Damages in a Wrongful Death Suit
For many years, the damages awarded to those resulting from wrongful death claims were very limited. They did not include the losses the surviving family suffered, but rather what damages the deceased person would have received if they had survived the incident.
However, the rule was amended and now benefits the surviving family members who are able to recover certain damages that resulted from their loved one’s untimely death. The damages can include being compensated for:
Loss of earning from between time of injury or illness and time of death
Loss of enjoyment of life during the same timeframe
Mental anguish the deceased person suffered because of injury or illness
Lost wages the deceased person would have likely earned if they had lived
Pain and suffering
If the deceased person’s next-in-line kin is not 21 years of age, any and all damages would be placed in a trust until the minor is of age.
However, all eligible compensation would be null and void if no claim is brought forward within one year of the deceased person’s death. Because of Tennessee’s statute of limitation laws, the deceased’s family would lose out on the opportunity to seek compensation. However, there are several factors that can affect the one-year deadline.
Our Tennessee Wrongful Death Lawyers Can Help
The death of a loved one, especially one that was preventable, can be difficult for anyone. If you have suffered the loss of a loved one due to the negligence of another party in Tennessee, you should consult the wrongful death lawyers at Martin Heller Potempa & Sheppard.
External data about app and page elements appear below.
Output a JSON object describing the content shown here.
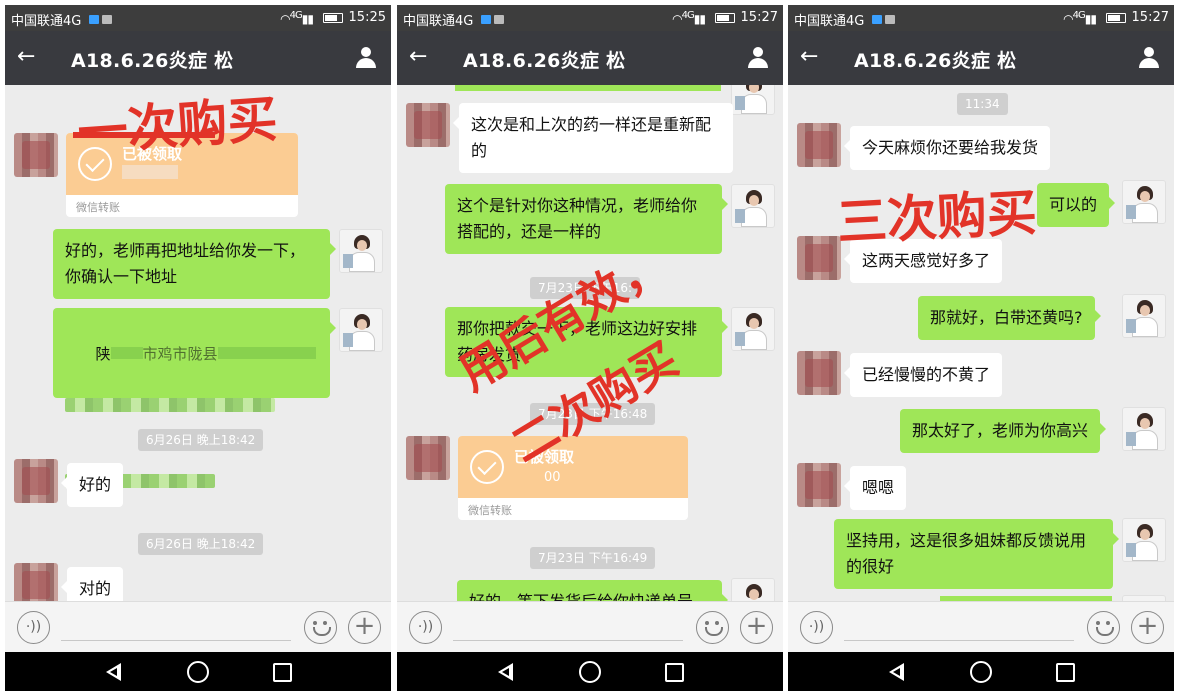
{
  "status_bar": {
    "carrier": "中国联通4G",
    "network": "4G"
  },
  "chat_title": "A18.6.26炎症 松",
  "screens": [
    {
      "time": "15:25",
      "stamp": "一次购买",
      "messages": {
        "transfer": {
          "status": "已被领取",
          "amount": "",
          "label": "微信转账"
        },
        "m1": "好的，老师再把地址给你发一下，你确认一下地址",
        "m2_prefix": "陕",
        "m2_fragment": "市鸡市陇县",
        "ts1": "6月26日 晚上18:42",
        "m3": "好的",
        "ts2": "6月26日 晚上18:42",
        "m4": "对的"
      }
    },
    {
      "time": "15:27",
      "stamp_line1": "用后有效，",
      "stamp_line2": "二次购买",
      "messages": {
        "m1": "这次是和上次的药一样还是重新配的",
        "m2": "这个是针对你这种情况，老师给你搭配的，还是一样的",
        "ts1": "7月23日 下午16:",
        "m3": "那你把款交一下，老师这边好安排药房发货",
        "ts2": "7月23日 下午16:48",
        "transfer": {
          "status": "已被领取",
          "amount": "00",
          "label": "微信转账"
        },
        "ts3": "7月23日 下午16:49",
        "m4": "好的，等下发货后给你快递单号"
      }
    },
    {
      "time": "15:27",
      "stamp": "三次购买",
      "messages": {
        "ts1": "11:34",
        "m1": "今天麻烦你还要给我发货",
        "m2": "可以的",
        "m3": "这两天感觉好多了",
        "m4": "那就好，白带还黄吗?",
        "m5": "已经慢慢的不黄了",
        "m6": "那太好了，老师为你高兴",
        "m7": "嗯嗯",
        "m8": "坚持用，这是很多姐妹都反馈说用的很好"
      }
    }
  ],
  "icons": {
    "back": "←",
    "voice": "·))",
    "plus": "+"
  },
  "colors": {
    "status_bar": "#3d3d3d",
    "title_bar": "#393a3f",
    "chat_bg": "#ececec",
    "outgoing_bubble": "#9fe658",
    "incoming_bubble": "#ffffff",
    "transfer_card": "#fbcc93",
    "stamp_red": "#e23328"
  }
}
We will work quickly to resolve your case, all while working in your best interests to get you the compensation you deserve. Contact us today for a consultation.